Silo's production of the Bertolt Brecht /Kurt Weill classic opens with Jennifer Ward-Lealand, in Amy Winehouse mode, delivering a tortured Mac the Knife while members of a jazz combo scurry across the stage to take up their instruments. The song ends with a nod to Diana Ross playing Billie Holiday in the incarceration scene from Lady Sings the Blues.
The effect is absolutely electrifying - setting the tone for an edgy production, full of dangerous surprises, with moments of theatrical brilliance emerging from the shambolic gloom of a stage stripped bare to reveal the mechanics behind the spectacle.
The huge cast is peppered with Shortland Street faces and director Michael Hurst has opted for actors who can sing rather than singers who can act. The resulting vocals are often harsh but the decision is vindicated by the quality of the characterisations and the emotionally charged delivery of key songs.

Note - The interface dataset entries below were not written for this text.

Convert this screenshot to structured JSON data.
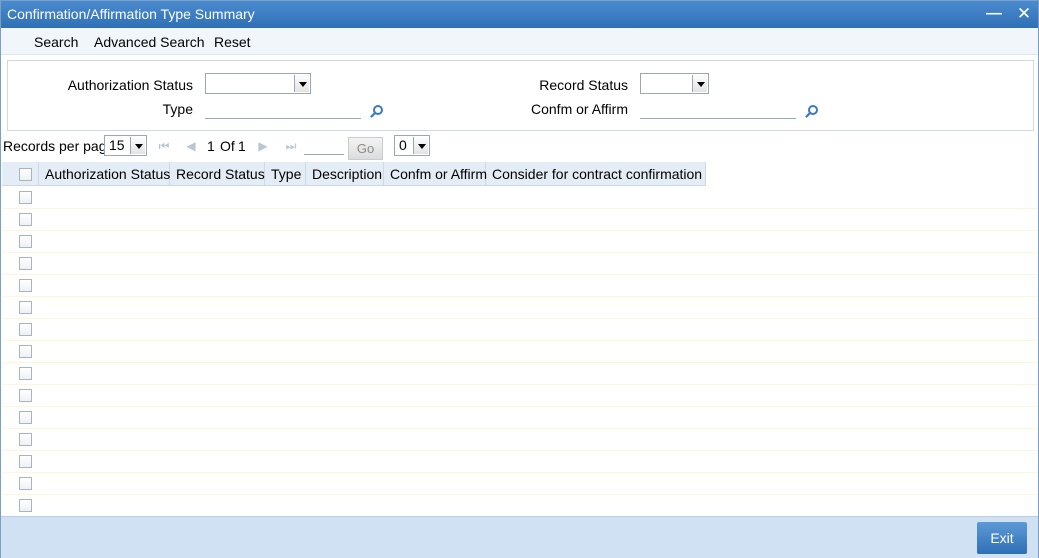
{
  "window": {
    "title": "Confirmation/Affirmation Type Summary",
    "minimize_icon": "minimize-icon",
    "close_icon": "close-icon"
  },
  "menu": {
    "search": "Search",
    "advanced_search": "Advanced Search",
    "reset": "Reset"
  },
  "criteria": {
    "authorization_status_label": "Authorization Status",
    "authorization_status_value": "",
    "record_status_label": "Record Status",
    "record_status_value": "",
    "type_label": "Type",
    "type_value": "",
    "confm_or_affirm_label": "Confm or Affirm",
    "confm_or_affirm_value": "",
    "lookup_icon": "search-icon"
  },
  "pager": {
    "records_per_page_label": "Records per page",
    "records_per_page_value": "15",
    "current_page": "1",
    "of_label": "Of",
    "total_pages": "1",
    "go_label": "Go",
    "goto_value": "",
    "selected_count": "0"
  },
  "grid": {
    "columns": [
      "Authorization Status",
      "Record Status",
      "Type",
      "Description",
      "Confm or Affirm",
      "Consider for contract confirmation"
    ],
    "row_count": 15,
    "rows": []
  },
  "footer": {
    "exit_label": "Exit"
  },
  "colors": {
    "titlebar": "#2f6fb5",
    "header_bg": "#e4edf6",
    "footer_bg": "#cfe1f2",
    "exit_button": "#2f6fb5"
  }
}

Amanda Billing's Pirate Jenny is a case in point - her rendition may not capture the ethereal quality of the chorus but she nails the simmering intensity of the song's slow-burning revenge fantasy. Billing also delivers an unexpected show-stopper with the Barbara Song, which cogently explains why good girls prefer gangsters.
Peter Elliot is magnificent in the role of the Fagin like king of the beggars. His down-to-earth characterisation finds humour by somehow managing to be earnest and ironic at the same time. The hilarious song and dance routine in which he torments the chief of police with a rag-tag chorus of beggars is one of the show's many highlights
Roy Snow's Macheath lacks the raw menace associated with this role but he convincingly carries off the part of a sleazy two-timing charmer and his duet with Amanda Billing in the anti-romantic Love Song is genuinely moving.
Brecht has recently come under fire for his allegedly doctrinaire socialism but Threepenny Opera is anything but dogmatic as it points to a weird equivalence between the morality of gangsters and the bourgeoisie and this sensitively updated interpretation avoids any hint of romanticising the prostitutes and pimps.
The real strength of the production comes from the superb direction of the ensemble that often appears to be drifting aimlessly around the stage until they coalesce into a series of finely choreographed tableaux that unobtrusively reinforce the drama.
The finale is a tour-de-force with Michael Hurst's innate sense of theatricality merging with a set design that has John Verryt at his exuberant best.
Productions on this scale are a rare treat - the 27 member cast and a sizzling jazz combo have triumphantly revitalised a timeless classic. Go and see it.By Paul Simei-Barton